• [What is expected] Could you copy every line from the material below in which "JSON" appears?

· · · ·

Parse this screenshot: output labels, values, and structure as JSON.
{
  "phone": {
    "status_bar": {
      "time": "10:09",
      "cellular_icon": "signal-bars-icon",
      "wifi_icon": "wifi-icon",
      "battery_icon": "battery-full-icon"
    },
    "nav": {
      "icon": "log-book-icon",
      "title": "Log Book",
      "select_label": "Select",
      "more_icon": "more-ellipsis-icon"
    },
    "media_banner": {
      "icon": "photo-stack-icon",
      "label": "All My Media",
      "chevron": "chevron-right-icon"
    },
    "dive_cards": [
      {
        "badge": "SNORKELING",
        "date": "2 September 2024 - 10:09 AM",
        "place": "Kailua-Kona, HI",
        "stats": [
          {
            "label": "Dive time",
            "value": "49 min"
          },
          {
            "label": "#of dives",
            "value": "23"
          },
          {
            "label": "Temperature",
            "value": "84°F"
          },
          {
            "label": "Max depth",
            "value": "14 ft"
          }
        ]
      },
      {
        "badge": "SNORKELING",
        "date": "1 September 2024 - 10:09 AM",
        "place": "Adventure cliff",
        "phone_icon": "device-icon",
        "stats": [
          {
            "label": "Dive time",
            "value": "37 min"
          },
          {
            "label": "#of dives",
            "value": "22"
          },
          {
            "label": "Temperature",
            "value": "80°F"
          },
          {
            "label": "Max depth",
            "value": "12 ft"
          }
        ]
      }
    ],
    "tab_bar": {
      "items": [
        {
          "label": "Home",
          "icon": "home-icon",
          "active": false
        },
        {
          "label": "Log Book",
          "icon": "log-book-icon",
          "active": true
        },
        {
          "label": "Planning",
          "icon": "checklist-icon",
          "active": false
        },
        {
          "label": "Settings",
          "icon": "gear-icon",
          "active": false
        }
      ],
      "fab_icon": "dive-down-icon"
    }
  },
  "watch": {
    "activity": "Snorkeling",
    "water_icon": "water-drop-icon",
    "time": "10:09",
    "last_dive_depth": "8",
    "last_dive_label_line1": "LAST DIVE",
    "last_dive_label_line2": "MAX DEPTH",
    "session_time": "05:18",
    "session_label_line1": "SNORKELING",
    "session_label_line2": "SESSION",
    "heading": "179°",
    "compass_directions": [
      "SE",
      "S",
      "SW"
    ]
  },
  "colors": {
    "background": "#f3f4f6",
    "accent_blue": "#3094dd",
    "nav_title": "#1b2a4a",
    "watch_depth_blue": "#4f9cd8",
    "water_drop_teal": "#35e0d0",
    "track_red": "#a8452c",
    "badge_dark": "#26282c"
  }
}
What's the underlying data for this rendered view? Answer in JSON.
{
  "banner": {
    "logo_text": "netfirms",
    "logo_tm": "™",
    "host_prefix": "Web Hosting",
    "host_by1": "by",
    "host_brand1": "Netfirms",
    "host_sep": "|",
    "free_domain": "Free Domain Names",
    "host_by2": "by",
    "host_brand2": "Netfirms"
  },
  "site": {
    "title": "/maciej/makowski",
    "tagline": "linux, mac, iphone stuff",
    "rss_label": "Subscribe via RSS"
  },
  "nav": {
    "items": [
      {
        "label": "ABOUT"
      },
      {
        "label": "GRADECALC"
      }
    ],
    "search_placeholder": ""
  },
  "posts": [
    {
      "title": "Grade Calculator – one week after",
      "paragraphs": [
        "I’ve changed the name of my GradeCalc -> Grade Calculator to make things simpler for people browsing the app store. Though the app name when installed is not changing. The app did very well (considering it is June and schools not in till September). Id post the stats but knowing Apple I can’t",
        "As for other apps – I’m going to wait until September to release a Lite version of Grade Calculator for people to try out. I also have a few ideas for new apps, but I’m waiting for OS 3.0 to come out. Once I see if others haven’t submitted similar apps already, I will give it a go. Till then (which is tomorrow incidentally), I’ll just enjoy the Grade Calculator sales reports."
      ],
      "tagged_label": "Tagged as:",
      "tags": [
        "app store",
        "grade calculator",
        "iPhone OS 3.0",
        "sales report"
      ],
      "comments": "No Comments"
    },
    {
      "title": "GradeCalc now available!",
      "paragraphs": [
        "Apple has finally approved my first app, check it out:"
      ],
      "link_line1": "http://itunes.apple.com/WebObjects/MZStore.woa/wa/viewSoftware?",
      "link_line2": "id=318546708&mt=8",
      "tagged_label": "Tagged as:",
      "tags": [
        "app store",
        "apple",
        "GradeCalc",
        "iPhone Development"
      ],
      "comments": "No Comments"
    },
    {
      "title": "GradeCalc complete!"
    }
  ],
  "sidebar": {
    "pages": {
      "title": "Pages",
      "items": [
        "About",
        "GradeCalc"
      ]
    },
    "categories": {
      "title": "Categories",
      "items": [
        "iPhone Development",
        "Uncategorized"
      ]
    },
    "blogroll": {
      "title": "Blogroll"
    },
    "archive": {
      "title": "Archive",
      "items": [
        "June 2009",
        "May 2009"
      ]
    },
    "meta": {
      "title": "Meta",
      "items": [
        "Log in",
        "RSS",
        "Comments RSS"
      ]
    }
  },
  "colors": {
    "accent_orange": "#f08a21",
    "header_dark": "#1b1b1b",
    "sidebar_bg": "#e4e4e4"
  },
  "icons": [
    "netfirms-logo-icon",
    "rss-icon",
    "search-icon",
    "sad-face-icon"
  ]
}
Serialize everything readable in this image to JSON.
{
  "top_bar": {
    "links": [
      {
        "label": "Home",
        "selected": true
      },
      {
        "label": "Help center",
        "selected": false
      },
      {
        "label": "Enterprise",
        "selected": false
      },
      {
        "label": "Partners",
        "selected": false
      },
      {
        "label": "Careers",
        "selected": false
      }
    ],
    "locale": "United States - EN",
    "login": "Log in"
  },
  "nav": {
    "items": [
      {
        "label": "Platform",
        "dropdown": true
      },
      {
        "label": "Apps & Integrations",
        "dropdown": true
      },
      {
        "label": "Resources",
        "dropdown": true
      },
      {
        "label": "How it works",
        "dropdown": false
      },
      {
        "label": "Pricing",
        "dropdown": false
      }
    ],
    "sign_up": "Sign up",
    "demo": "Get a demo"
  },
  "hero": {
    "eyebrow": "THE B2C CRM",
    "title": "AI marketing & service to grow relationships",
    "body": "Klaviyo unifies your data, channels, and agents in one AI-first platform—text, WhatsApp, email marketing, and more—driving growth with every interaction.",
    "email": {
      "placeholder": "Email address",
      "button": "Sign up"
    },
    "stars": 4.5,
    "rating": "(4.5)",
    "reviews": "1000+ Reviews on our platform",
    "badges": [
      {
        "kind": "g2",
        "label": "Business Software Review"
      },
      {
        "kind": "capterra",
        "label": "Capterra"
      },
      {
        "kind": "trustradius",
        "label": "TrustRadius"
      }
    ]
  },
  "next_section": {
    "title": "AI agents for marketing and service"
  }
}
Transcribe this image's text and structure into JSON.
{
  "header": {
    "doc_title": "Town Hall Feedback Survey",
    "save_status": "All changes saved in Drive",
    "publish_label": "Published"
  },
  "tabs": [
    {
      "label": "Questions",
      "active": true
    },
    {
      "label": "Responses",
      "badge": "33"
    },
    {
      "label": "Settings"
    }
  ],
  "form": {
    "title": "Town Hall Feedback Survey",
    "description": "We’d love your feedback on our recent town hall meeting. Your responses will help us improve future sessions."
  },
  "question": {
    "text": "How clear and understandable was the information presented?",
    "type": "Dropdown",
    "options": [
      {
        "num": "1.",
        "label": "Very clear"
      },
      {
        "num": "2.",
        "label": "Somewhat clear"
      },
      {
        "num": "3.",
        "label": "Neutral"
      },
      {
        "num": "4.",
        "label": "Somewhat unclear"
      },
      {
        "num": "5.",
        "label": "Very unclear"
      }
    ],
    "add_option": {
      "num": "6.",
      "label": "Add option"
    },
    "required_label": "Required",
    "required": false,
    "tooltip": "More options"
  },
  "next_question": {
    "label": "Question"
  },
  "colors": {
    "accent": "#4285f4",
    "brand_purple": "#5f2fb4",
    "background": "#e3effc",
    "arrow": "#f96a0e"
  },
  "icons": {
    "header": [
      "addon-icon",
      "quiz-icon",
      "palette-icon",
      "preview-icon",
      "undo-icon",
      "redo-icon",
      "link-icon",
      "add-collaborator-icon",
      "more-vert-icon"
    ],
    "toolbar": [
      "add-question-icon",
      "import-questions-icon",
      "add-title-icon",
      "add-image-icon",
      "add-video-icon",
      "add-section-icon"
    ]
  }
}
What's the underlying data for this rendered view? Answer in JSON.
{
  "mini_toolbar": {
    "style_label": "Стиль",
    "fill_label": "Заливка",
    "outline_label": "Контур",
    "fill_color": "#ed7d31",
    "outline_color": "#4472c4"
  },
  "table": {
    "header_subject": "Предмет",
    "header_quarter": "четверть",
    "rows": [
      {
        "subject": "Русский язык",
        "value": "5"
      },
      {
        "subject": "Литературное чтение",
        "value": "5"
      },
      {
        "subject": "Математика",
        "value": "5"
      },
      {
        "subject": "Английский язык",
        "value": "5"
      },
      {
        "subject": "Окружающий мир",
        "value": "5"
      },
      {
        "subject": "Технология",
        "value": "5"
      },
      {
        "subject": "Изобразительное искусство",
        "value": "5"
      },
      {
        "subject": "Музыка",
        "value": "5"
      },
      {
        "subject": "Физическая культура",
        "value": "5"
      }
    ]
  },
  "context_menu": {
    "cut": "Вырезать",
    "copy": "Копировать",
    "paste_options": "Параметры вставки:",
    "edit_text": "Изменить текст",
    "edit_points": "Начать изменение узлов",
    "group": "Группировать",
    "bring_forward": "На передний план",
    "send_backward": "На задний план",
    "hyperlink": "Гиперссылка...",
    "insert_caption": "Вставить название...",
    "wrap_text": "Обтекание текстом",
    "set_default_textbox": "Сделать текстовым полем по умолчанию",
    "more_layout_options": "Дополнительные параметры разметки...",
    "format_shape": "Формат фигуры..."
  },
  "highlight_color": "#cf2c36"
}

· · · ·

• [Response below]
Parse this screenshot: output labels, values, and structure as JSON.
What's the underlying data for this rendered view? Answer in JSON.
Serialize everything readable in this image to JSON.
Transcribe this image's text and structure into JSON.
What's the underlying data for this rendered view? Answer in JSON.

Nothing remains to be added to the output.